- **Problem description**
The records that follow must all be duplicated exactly.

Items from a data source
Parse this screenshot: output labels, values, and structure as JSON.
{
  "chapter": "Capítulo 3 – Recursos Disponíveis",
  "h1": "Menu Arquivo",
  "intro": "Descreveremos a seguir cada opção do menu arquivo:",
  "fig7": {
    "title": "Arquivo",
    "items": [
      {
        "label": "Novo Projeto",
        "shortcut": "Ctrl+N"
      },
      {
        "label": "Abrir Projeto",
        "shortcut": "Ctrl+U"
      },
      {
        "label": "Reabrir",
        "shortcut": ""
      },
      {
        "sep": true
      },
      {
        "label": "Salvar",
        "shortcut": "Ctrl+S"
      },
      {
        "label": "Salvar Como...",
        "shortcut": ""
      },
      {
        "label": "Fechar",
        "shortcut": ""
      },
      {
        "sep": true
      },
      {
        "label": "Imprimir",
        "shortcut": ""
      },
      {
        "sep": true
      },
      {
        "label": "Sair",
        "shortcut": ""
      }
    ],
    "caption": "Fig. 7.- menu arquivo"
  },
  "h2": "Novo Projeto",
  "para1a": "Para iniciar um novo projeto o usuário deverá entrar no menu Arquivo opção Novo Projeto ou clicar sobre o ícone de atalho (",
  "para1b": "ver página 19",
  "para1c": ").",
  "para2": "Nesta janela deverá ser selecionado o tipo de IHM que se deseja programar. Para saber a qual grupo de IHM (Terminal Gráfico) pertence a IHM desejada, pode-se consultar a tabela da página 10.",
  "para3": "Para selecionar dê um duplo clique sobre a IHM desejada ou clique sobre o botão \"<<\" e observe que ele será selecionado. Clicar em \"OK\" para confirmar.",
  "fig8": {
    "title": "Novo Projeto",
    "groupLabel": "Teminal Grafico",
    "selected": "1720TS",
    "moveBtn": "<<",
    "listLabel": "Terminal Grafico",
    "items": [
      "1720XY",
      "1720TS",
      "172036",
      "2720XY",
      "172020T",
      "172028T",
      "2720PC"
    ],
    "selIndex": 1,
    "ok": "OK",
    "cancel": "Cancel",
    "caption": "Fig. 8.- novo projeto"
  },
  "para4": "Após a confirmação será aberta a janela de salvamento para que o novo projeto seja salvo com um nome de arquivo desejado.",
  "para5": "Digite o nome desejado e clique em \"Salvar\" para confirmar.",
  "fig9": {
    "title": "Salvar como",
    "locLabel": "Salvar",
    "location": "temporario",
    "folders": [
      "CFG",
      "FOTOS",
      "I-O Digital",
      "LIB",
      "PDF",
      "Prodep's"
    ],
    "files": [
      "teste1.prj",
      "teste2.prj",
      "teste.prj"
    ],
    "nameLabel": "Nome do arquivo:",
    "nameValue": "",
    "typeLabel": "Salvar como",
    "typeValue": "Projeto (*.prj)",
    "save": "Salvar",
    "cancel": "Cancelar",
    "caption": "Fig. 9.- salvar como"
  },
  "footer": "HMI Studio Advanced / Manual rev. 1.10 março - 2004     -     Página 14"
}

- **Answer box**
Parse this screenshot: output labels, values, and structure as JSON.
{
  "chapter": "Capítulo 3 – Recursos Disponíveis",
  "h1": "Menu Arquivo",
  "intro": "Descreveremos a seguir cada opção do menu arquivo:",
  "fig7": {
    "title": "Arquivo",
    "items": [
      {
        "label": "Novo Projeto",
        "shortcut": "Ctrl+N"
      },
      {
        "label": "Abrir Projeto",
        "shortcut": "Ctrl+U"
      },
      {
        "label": "Reabrir",
        "shortcut": ""
      },
      {
        "sep": true
      },
      {
        "label": "Salvar",
        "shortcut": "Ctrl+S"
      },
      {
        "label": "Salvar Como...",
        "shortcut": ""
      },
      {
        "label": "Fechar",
        "shortcut": ""
      },
      {
        "sep": true
      },
      {
        "label": "Imprimir",
        "shortcut": ""
      },
      {
        "sep": true
      },
      {
        "label": "Sair",
        "shortcut": ""
      }
    ],
    "caption": "Fig. 7.- menu arquivo"
  },
  "h2": "Novo Projeto",
  "para1a": "Para iniciar um novo projeto o usuário deverá entrar no menu Arquivo opção Novo Projeto ou clicar sobre o ícone de atalho (",
  "para1b": "ver página 19",
  "para1c": ").",
  "para2": "Nesta janela deverá ser selecionado o tipo de IHM que se deseja programar. Para saber a qual grupo de IHM (Terminal Gráfico) pertence a IHM desejada, pode-se consultar a tabela da página 10.",
  "para3": "Para selecionar dê um duplo clique sobre a IHM desejada ou clique sobre o botão \"<<\" e observe que ele será selecionado. Clicar em \"OK\" para confirmar.",
  "fig8": {
    "title": "Novo Projeto",
    "groupLabel": "Teminal Grafico",
    "selected": "1720TS",
    "moveBtn": "<<",
    "listLabel": "Terminal Grafico",
    "items": [
      "1720XY",
      "1720TS",
      "172036",
      "2720XY",
      "172020T",
      "172028T",
      "2720PC"
    ],
    "selIndex": 1,
    "ok": "OK",
    "cancel": "Cancel",
    "caption": "Fig. 8.- novo projeto"
  },
  "para4": "Após a confirmação será aberta a janela de salvamento para que o novo projeto seja salvo com um nome de arquivo desejado.",
  "para5": "Digite o nome desejado e clique em \"Salvar\" para confirmar.",
  "fig9": {
    "title": "Salvar como",
    "locLabel": "Salvar",
    "location": "temporario",
    "folders": [
      "CFG",
      "FOTOS",
      "I-O Digital",
      "LIB",
      "PDF",
      "Prodep's"
    ],
    "files": [
      "teste1.prj",
      "teste2.prj",
      "teste.prj"
    ],
    "nameLabel": "Nome do arquivo:",
    "nameValue": "",
    "typeLabel": "Salvar como",
    "typeValue": "Projeto (*.prj)",
    "save": "Salvar",
    "cancel": "Cancelar",
    "caption": "Fig. 9.- salvar como"
  },
  "footer": "HMI Studio Advanced / Manual rev. 1.10 março - 2004     -     Página 14"
}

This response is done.